Portfolio - Lite: Group Marketing
Private equity firms are always looking for ways to take advantage of cost sharing among their portfolio companies - whether it is buying raw materials, telephone rate plans, or insurance.
For many years, some insurance advisors have been promoting the concept of a portfolio insurance program. A true portfolio program consists of a single policy for each line of coverage for the entire portfolio. This creates issues concerning: (1) the correct named insured; (2) ability to add or delete portfolio companies throughout the year; and (3) sharing of limits of liability across all companies. As we have discussed previously in this forum, a true portfolio program for property and casualty insurance is a difficult and time consuming process to undertake. In many instances, the private equity firm would rather not suffer the aggravation for a potential of 15%-25% in premium savings.
Equity Risk Partners has successfully utilized a Group Marketing approach as an effective proxy for a true portfolio program. The thought process is that if a broker can deliver an entire portfolio of companies to one insurance carrier, that carrier should provide a significant premium discount based on their ability to underwrite all of these companies "simultaneously independently." This Group Marketing approach addresses the above mentioned issues without sacrificing significant premium savings.
The following describes two specific examples where Equity Risk Partners has instituted Group Marketing programs and achieved premium savings for our private equity firm and their portfolio companies:
Case Study #1 - Executive Liability
Executive Liability (D&O, Employment Practices, Crime, Fiduciary Liability) is one of the most important coverages that our private equity clients buy. They also require their portfolio companies to obtain and maintain this coverage. It represents the easiest way to achieve leverage through the portfolio.
ABC Capital's portfolio consisted of 6 consumer products companies; with revenues ranging from $25M to $200M and employees ranging from 25 to 250. The PE firm required that each of their portfolio companies purchase D&O at the close of every deal. However, no basic requirements were provided to the companies. As a result, the portfolio companies had different limits of liability, different carriers (some poorly rated financially), and different deductibles. Not surprisingly, our PE client didn't even know if all the companies had the correct coverage in place.
Upon our review of the portfolio, we discovered that some companies only had coverage for D&O with no coverage for Employment Practices or Fiduciary Liability.

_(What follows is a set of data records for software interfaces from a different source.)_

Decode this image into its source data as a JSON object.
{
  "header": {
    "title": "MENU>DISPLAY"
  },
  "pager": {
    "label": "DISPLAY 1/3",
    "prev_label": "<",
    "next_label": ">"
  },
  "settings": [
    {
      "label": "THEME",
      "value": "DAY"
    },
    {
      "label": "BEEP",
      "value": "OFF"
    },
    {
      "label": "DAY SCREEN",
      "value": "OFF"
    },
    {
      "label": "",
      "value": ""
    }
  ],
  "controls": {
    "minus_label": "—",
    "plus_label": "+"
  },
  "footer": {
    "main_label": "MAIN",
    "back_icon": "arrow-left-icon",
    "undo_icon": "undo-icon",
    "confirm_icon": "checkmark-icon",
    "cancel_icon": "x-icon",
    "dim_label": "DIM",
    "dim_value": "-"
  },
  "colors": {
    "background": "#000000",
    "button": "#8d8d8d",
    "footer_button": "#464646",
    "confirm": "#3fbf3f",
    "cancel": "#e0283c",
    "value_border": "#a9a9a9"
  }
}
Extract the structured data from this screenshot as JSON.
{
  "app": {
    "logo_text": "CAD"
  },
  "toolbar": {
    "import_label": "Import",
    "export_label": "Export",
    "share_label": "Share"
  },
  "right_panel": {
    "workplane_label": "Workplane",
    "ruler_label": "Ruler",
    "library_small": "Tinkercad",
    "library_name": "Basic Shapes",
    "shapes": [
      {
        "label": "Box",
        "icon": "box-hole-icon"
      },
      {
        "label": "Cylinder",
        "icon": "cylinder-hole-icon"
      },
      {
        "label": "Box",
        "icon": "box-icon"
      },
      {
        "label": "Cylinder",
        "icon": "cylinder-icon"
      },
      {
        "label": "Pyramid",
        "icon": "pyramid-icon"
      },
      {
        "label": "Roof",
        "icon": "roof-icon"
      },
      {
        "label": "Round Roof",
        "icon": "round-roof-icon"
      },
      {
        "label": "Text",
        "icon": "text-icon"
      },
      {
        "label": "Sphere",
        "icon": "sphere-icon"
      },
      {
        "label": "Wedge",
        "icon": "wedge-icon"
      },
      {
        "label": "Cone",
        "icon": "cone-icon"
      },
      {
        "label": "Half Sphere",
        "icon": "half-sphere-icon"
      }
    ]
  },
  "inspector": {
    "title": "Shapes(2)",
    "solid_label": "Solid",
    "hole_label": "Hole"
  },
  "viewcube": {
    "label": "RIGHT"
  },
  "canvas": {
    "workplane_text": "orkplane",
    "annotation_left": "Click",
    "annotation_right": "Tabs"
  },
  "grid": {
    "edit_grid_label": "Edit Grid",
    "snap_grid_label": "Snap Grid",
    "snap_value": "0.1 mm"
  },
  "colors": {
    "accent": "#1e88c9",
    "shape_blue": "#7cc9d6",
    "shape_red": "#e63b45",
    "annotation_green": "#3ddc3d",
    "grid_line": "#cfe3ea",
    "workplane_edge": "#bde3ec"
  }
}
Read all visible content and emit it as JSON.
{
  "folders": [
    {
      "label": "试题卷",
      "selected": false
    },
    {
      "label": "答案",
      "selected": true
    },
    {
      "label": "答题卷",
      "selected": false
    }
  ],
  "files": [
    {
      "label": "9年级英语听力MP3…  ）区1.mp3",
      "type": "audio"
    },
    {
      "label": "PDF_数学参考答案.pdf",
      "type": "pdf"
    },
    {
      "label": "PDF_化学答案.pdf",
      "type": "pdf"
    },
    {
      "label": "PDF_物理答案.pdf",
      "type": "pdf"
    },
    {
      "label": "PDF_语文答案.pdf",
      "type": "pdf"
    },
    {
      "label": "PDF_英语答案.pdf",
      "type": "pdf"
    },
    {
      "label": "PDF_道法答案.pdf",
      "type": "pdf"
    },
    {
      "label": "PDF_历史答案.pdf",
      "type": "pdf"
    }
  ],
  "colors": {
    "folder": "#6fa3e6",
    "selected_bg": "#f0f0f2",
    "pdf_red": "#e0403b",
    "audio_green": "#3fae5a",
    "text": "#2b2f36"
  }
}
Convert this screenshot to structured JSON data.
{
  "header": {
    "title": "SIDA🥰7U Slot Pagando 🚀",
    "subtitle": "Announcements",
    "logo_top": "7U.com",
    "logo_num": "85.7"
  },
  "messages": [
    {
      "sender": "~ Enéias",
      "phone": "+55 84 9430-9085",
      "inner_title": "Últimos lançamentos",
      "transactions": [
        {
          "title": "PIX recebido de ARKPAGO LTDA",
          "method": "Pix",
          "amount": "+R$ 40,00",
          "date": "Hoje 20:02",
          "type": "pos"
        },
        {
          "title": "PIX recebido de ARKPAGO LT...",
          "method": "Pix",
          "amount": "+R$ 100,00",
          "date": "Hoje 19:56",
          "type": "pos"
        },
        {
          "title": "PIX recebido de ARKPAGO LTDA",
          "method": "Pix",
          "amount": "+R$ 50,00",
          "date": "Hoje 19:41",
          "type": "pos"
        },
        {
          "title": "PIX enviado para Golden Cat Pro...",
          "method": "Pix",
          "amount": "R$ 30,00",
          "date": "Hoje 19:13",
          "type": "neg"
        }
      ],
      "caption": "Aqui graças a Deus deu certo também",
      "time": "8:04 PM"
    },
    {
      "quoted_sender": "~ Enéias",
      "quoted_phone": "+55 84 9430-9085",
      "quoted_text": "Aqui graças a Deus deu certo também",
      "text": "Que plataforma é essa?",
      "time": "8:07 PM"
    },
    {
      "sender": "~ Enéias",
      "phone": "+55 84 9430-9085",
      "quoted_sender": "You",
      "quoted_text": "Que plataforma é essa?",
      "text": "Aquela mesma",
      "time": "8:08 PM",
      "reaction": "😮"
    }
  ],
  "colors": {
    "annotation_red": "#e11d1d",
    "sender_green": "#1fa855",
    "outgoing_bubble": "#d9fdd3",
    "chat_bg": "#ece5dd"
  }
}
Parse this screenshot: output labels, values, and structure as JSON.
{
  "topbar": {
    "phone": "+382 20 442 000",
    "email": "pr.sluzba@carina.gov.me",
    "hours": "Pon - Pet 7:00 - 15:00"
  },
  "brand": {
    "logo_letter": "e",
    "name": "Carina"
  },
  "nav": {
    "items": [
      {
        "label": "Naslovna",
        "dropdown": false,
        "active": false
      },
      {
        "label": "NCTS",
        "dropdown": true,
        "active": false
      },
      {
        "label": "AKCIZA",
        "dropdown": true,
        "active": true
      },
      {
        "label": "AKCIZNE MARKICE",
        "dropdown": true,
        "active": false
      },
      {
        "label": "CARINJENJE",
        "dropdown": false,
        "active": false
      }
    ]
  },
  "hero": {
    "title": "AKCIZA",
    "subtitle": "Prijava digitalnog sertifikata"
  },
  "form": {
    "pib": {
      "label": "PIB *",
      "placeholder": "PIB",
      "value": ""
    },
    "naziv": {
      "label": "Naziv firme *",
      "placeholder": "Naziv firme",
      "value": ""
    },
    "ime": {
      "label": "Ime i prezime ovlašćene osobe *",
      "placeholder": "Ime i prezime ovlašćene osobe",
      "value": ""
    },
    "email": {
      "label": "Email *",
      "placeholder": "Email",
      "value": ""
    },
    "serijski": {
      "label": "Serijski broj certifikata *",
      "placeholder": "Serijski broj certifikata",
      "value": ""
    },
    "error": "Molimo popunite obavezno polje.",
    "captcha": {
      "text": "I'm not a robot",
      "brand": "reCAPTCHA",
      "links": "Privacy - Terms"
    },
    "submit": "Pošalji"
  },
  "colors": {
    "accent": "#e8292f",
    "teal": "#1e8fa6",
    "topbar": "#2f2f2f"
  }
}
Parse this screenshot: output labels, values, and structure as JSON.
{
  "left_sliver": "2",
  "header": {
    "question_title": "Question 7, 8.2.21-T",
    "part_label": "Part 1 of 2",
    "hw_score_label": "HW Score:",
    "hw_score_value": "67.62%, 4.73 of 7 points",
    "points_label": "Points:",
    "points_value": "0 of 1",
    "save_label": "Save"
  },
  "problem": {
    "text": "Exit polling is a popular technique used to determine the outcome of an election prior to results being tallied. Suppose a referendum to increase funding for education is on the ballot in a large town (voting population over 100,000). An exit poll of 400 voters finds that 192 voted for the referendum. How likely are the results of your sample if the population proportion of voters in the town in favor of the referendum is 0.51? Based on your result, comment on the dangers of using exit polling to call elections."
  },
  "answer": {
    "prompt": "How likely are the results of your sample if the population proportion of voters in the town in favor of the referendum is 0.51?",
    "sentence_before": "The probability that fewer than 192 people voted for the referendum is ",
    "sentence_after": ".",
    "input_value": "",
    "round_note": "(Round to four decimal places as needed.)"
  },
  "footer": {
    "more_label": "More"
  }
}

Also, most of the companies only carried a limit of $1M. After taking over each company's D&O coverage on a Broker of Record letter, we extended certain policies so that all policies were utilizing the same Effective Date. Equity Risk Partners was able to achieve a 13% savings and improved coverage terms across the portfolio. The highlights are as follows:
Case Study #2 - Property & Casualty Program
XYZ Capital specializes in working with struggling companies throughout the United States. Their portfolio encompassed a large tanning company, a textile company, two paper mills, and a seafood processor - very different companies with very different exposures.
XYZ wanted to simplify everything associated with the insurance placement for their portfolio companies. Early on, XYZ utilized the services of a handful of different advisors for insurance. This lead to confusion at renewal, as well as with add-on acquisitions. They decided to work exclusively with Equity Risk Partners and explore the Group Marketing process.
The biggest hurdle was effecting a common renewal date for all five portfolio companies. Equity Risk Partners accomplished this by staggering the policy terms so that each company's policy expired on an agreed upon date. Therefore, during our first year as XYZ's broker, some companies had a short term policy and some had a longer term policy. During the initial marketing of this program, we laid out for the insurance companies our desire to ultimately market all of these companies together. Due to the very high exposure to loss of these types of companies, many carriers declined to participate. However, we were able to source a number of interested parties - mainly due to the attraction of writing five companies at once.
Upon completion of our 2nd year marketing efforts (during the first year we got all companies on a new effective date) we were able to:
The Group Marketing approach enables private equity firms to leverage their insurance buying power and still keep each portfolio company's coverage separate and consistent. In order to do this correctly and effectively, a private equity firm needs the services of a broker that not only knows insurance but also knows private equity.